- Healthcare professionals’ perceptions highlighted how “private matters should remain private” and they felt that the culture within the healthcare sector may silence potential vulnerabilities, such as domestic violence. As such healthcare professionals reported feeling reluctant to seek help from their employer for fear of embarrassment, a perceived lack of confidentiality or stigma.
- Two-thirds of healthcare professionals in the study ask patients about their experience of domestic violence at least once a week, with three-quarters having received a disclosure from a patient. This raises questions as to how nurses as victims or survivors of domestic violence are being supported to manage the care of patients who are also affected by this concern.
The research was facilitated by Cavell Nurses’ Trust following sponsorship by a generous grant from the Garfield Weston Foundation. The NCSPVA will launch its key findings at the University today (Friday 25th November) as part of the campaign for International Day Against Violence Against Women.

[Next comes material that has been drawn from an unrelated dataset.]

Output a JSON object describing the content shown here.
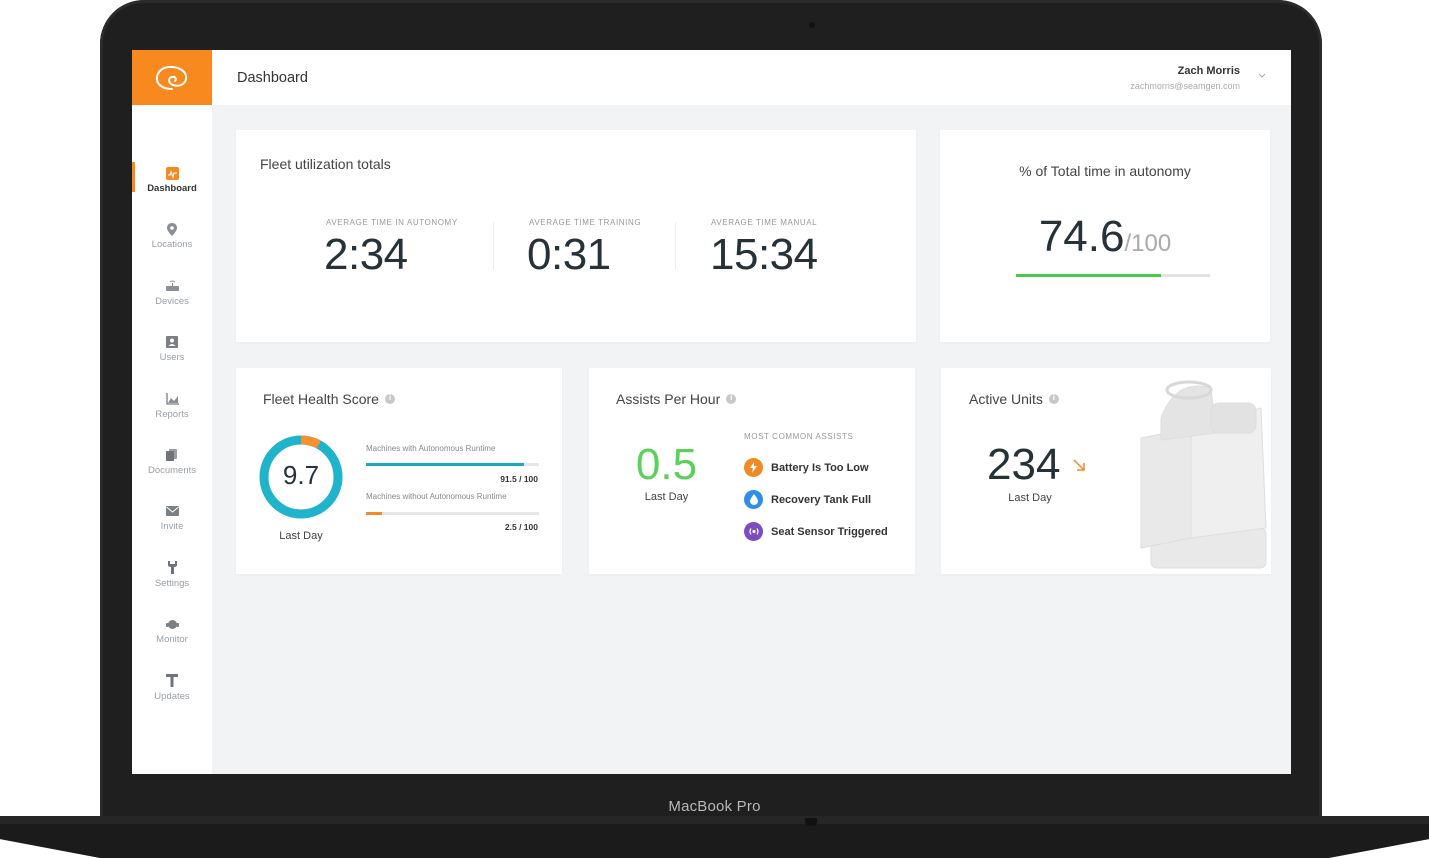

Kirsty McGregor, researcher within the NCSPVA, said: “The data from our research is very concerning and there are important questions to be asked about why healthcare professionals appear to be more vulnerable to domestic violence, and what the implications are for the NHS and its managers to be more vigilant and responsive to this concern in the workplace.
“Healthcare professionals may have more understanding and tolerance of abuse due to their altruistic values. Healthcare professionals’ training still focuses on the key components of care, commitment and compassion and this not only tends to relate to their professional role but also perhaps how they see themselves in their home life.”
Ms McGregor said that prior to the research little was known about the prevalence and impact of domestic violence abuse on healthcare professionals, however, due to the largely female workforce it was anticipated that around a quarter would have had some experience of domestic violence. As such discovering that the risk is actually twice this requires further consideration, she said. The NCSPVA is now planning further work with health professionals across the UK following the shock findings.
“This research and its impact enables health sector employers, victim support charities and researchers the opportunity to recognise the potential prevalence, the impact on nurses and their families and the wider costs of domestic violence to the healthcare sector and society, “ she added.
John Orchard, Chief Executive of Cavell Nurses’ Trust - the charity that provides help and financial support to nursing professionals suffering hardship – added: “When we get a call from a nurse, midwife or healthcare assistant who is fleeing domestic violence we can quickly get funds to that vulnerable person, helping them to secure a safe home for them and very often their children. This research is vital in understanding why nurses seem more at risk of domestic violence than the public and we hope this can continue the difficult conversations that need to be had in order to halt this abuse.”